Murphy’s Law

IMG_1108 (1024x759)Our lives have come to revolve around the seasons much more than when we were younger.  I’ve come to think of winter as the months that bring wood to our beaches so that we will have wood for our smokehouse during fishing season.  Spring is when the plants start emerging, birds lay eggs, and the anticipation of good weather, calm seas, and fishing start ebbing in the corners of our minds.  Summer, of course, is the time of plenty.  Plenty to hunt and gather.  Plenty to do.  Fall is when we are racing against time to finish gathering the last of the berries and hoping for good weather to hold long enough to be able to get enough silver salmon for the family.

Last September the husband and I were feeling quite fond of ourselves.  We had successfully gotten some silver salmon.  The weather was beginning to turn, so we decided it was time to take the boat out of the water for the winter.  I will tell you that there are two days of the year that I dread more than any others.  The day we put the boat in the water and, worse yet, the day we take it out.  Husbands and wives should really not do this task together. Especially when you have a cheap husband who insists on doing everything as cheaply as possible.  Out of principle.

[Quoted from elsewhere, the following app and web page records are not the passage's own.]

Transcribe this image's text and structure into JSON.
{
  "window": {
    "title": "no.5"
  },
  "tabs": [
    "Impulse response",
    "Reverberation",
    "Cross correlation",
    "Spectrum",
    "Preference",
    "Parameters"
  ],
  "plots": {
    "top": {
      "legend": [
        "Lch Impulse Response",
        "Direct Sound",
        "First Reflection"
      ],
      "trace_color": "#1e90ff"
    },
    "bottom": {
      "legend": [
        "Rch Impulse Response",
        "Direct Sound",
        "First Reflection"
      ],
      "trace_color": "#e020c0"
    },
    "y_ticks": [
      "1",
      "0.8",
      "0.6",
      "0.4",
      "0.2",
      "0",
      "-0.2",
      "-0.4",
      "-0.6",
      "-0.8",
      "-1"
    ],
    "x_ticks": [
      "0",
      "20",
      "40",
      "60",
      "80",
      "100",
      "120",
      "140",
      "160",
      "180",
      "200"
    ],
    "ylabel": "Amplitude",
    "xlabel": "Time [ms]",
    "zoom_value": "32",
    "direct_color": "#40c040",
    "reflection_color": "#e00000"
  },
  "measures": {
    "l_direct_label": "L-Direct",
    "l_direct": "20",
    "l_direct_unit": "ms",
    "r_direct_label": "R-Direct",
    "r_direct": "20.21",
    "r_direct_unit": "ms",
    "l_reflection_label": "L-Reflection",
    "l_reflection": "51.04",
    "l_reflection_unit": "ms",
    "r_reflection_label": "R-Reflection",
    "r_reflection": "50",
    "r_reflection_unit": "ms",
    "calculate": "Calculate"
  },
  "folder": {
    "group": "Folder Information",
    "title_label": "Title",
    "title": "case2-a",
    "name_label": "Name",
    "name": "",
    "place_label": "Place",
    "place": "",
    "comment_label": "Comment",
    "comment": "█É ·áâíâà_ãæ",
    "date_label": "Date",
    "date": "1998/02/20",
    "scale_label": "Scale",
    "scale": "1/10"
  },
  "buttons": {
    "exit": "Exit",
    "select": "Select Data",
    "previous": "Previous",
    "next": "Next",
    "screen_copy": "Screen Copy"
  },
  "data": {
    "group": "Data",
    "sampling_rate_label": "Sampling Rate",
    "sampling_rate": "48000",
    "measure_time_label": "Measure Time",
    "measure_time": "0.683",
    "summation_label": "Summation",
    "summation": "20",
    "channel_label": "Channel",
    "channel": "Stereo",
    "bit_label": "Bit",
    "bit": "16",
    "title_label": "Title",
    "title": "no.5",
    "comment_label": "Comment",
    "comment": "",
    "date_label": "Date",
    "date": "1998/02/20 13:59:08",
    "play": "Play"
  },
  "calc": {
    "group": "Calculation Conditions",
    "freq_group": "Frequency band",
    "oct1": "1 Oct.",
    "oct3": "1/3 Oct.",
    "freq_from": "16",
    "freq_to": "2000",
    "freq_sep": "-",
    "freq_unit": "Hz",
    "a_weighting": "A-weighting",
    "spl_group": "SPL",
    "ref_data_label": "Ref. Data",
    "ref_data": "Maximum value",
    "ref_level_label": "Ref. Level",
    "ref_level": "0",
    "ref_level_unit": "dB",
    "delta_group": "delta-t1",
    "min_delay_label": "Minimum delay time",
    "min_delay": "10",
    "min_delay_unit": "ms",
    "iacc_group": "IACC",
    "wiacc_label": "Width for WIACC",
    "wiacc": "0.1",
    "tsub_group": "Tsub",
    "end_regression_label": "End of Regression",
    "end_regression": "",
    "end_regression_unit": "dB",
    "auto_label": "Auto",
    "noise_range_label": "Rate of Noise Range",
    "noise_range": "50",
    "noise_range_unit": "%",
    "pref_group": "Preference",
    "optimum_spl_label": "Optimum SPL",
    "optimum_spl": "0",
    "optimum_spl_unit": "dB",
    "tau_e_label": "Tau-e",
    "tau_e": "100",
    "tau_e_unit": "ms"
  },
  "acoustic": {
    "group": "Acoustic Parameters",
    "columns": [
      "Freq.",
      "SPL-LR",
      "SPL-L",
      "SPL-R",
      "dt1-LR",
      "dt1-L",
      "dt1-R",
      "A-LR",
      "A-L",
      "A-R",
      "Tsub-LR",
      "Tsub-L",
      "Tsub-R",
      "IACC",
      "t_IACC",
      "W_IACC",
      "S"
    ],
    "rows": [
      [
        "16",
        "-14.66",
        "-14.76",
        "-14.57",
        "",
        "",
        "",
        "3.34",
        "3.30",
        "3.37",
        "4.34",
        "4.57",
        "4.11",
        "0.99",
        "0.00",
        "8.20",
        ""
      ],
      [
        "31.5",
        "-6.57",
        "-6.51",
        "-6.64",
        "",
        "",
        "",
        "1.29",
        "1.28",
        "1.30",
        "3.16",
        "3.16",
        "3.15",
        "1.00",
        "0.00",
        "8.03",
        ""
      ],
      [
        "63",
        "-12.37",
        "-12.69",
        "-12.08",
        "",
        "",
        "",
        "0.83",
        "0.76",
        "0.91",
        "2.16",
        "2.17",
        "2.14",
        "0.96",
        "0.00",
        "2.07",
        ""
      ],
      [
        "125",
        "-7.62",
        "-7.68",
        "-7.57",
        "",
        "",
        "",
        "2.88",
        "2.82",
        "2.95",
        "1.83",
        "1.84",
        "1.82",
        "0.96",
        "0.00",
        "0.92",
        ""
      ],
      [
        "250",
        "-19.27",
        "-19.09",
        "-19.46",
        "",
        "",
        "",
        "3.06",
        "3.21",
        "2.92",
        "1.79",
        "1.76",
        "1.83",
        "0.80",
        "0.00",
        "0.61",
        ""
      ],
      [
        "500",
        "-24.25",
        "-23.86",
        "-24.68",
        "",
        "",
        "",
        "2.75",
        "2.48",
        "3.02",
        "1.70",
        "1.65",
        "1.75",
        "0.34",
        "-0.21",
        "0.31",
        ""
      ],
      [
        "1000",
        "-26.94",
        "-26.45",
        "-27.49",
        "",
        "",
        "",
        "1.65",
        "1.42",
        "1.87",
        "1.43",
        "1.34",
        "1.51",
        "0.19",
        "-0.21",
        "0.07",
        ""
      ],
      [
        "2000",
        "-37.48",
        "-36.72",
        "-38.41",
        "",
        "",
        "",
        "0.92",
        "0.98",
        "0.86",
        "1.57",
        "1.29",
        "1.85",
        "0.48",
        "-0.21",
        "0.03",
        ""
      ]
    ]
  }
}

The boat trailer we use is a homemade trailer.  It basically consists of a homemade frame with wheels.  Lights and wiring that is not functional.  And where most boat trailers have some sort of rail system where the boat is winched up to rest on some sort of frame that has little wheels for smooth movement of the boat, we have two huge sheets of what looks like Teflon, set in a “V”.  No winch.  When putting the boat in the water, we have to back it down the ramp and into the water deep enough so that when we slam on the brakes the boat will jerk and then slip into the water.  When taking the boat out of the water, this system necessitates actually driving the boat up onto the trailer with enough power to get it up, but not enough to go through the back window of my car.  Let me tell you that the cussing and screaming is embarrassing to say the least.  I am traumatized beyond belief on those two days.

So last September after we had successfully gotten the boat out of the water and backed up into the driveway, I was so pleased to have that done with for another season.  It was then that my husband says that he feels like we forgot something.  But he can’t think of what.  Naturally, being the OCD candidate that he is, he finally slapped his forehead several hours later and exclaimed “We forgot to take the buoy and the anchor out of the water!”  Sure enough, there was the buoy floating out from the beach about 300 feet. You can kind of make it out in the picture.  It is pink.

Many people leave their buoys and anchors out year round.  They are not in the boat traffic path and it is one less thing that you have to do when  you are ready to fish.  We never have.  But I was not about to go through the boat fiasco again.  So it stayed in the water, wintering quite well.  It was something that my husband would look at each morning when going to the beach, and something that my mother looked for out her kitchen window each morning that she got up as soon as there was enough light to see.  Wouldn’t you know that on the 10th day of spring we would have a storm that was surprisingly stormy.  And our darned buoy is gone. And worse, yet, we have no idea where the anchor is resting.

Now the husband is busy hoping that the line broke where it attaches to the buoy, and thinking of what kind of gaff he needs to devise in order to be able to get that anchor back.  I’m just shaking my head.

Where Heaven is a local call.

Front Beach, Unalaska, Alaska.

Front Beach, Unalaska, Alaska.

In the throes of summer, where temps range from the low 40’s to the mid 60’s, time flies by.  It is a perfect time when the seas are just right, the clouds are high and scattered, the sun is shining, and the fish are running.  The grass is lush and green and wildflowers are full of bumblebees.  A spellbinding moment in time when the “other half” is patient and peaceful.  These are the times that I think of how my friend Tiny remarks on Unalaska’s spectacular beauty and how he believes that heaven is a local call.  He is so absolutely correct.